THE TASK
Provide the data again in its entirety, exactly as given.

Data about app and page elements
--*--
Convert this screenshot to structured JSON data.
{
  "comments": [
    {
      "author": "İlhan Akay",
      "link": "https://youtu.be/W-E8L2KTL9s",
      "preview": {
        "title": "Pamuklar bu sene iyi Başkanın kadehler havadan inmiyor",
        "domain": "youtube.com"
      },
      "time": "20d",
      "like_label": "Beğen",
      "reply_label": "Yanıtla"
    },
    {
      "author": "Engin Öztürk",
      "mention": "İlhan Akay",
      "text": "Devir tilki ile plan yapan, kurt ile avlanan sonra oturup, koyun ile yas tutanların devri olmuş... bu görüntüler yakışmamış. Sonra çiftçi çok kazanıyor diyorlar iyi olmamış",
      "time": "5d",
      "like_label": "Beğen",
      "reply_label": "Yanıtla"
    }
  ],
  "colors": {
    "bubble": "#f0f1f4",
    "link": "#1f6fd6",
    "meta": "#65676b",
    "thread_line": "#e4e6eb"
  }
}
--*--
EXERCISE ANSWER
Convert this screenshot to structured JSON data.
{
  "comments": [
    {
      "author": "İlhan Akay",
      "link": "https://youtu.be/W-E8L2KTL9s",
      "preview": {
        "title": "Pamuklar bu sene iyi Başkanın kadehler havadan inmiyor",
        "domain": "youtube.com"
      },
      "time": "20d",
      "like_label": "Beğen",
      "reply_label": "Yanıtla"
    },
    {
      "author": "Engin Öztürk",
      "mention": "İlhan Akay",
      "text": "Devir tilki ile plan yapan, kurt ile avlanan sonra oturup, koyun ile yas tutanların devri olmuş... bu görüntüler yakışmamış. Sonra çiftçi çok kazanıyor diyorlar iyi olmamış",
      "time": "5d",
      "like_label": "Beğen",
      "reply_label": "Yanıtla"
    }
  ],
  "colors": {
    "bubble": "#f0f1f4",
    "link": "#1f6fd6",
    "meta": "#65676b",
    "thread_line": "#e4e6eb"
  }
}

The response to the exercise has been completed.